Should You Accept A Plea Deal In Your Criminal Case?
When faced with the opportunity to plead guilty in exchange for a lesser sentence, you may be overwhelmed with questions. How do you know if the offer is a good one? Naturally, any offer is unique to the circumstances of the case. In evaluating yours, your best bet is to consult with a trusted criminal defense attorney who is looking out for your best interests.
The Gist of Plea Bargains
What exactly is a plea bargain? Essentially it’s a deal between defendants and prosecutors wherein the defendant agrees to testify against co-defendants and/or to plead guilty to some, or to lesser charges in exchange for the prosecutor agreeing to seek lesser penalties. It benefits defendants who might otherwise face lengthy sentences. Prosecutors get to get rid of one more time-consuming case and write it off as a win. Courts, too, experience relief in an overburdened system, and everyone saves money. Clearly, there are plenty of benefits to go around.
The Negative Arguments
Many, particularly victims of crime, are critical of giving criminals the opportunity to escape what they view as appropriate penalties through a plea bargain. Equally troubling is the fear that police or other misconduct that might be exposed through a trial doesn’t ever become exposed to the public. One thing everyone agrees on is the fact that prosecutorial discretion is so broad that there are rampant discrepancies in sentencing based on irrelevant factors such as race and geography.
To be sure, any and all criminal defendants are guaranteed the right to a trial before a jury of peers. The Constitutional Convention and debates during ratification of the Constitution have no mention of plea bargaining. Nonetheless, the fascinating fact is that under five percent of criminal cases go to trial. Instead, most cases are settled when a plea bargain is struck. Is that the right choice for you?
Why Take a Deal?
What factors should you consider when contemplating whether you should accept a deal? The biggest motivating factor for defendants, whether guilty or innocent, is that it could be the best way to guarantee a lesser sentence. Without the deal, many defendants face years, and maybe even life behind bars. It could mean the loss of a spouse and the growth years of one’s children, or the passing of one’s parents before experiencing freedom again.

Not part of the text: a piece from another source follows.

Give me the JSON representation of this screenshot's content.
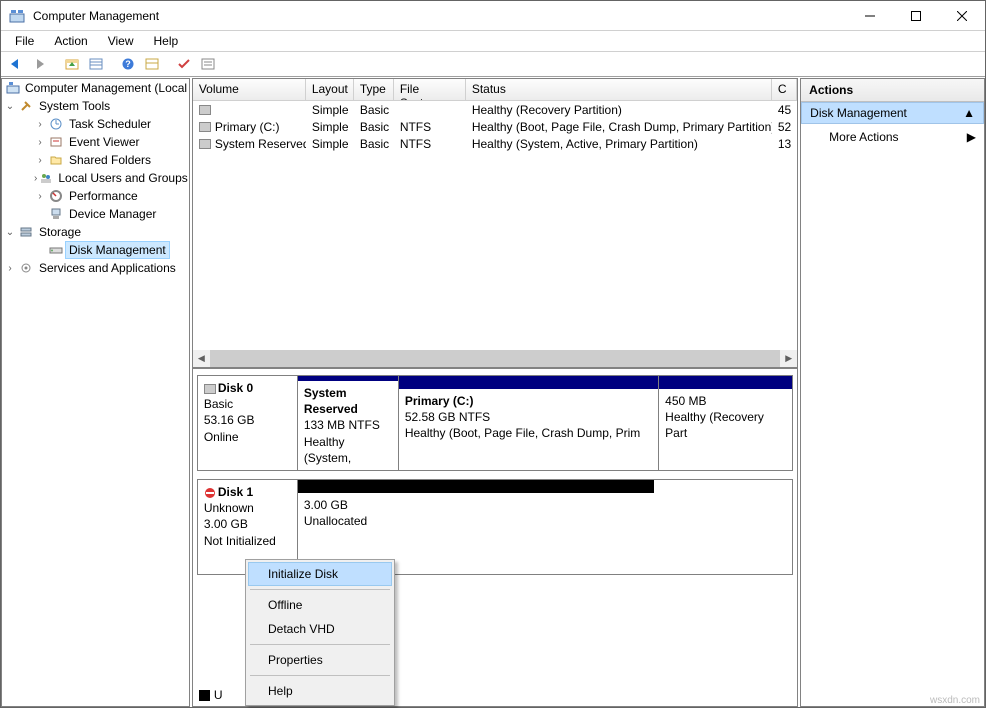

The possibility of losing so much is oftentimes not worth the risk.
The Best Scenario for You
At Courtney & Mills, our experienced Springfield criminal defense attorneys are dedicated to laying out all the facts so that, together, the best decisions can be made with regard to how to proceed in your case. Schedule a confidential consultation in our office today.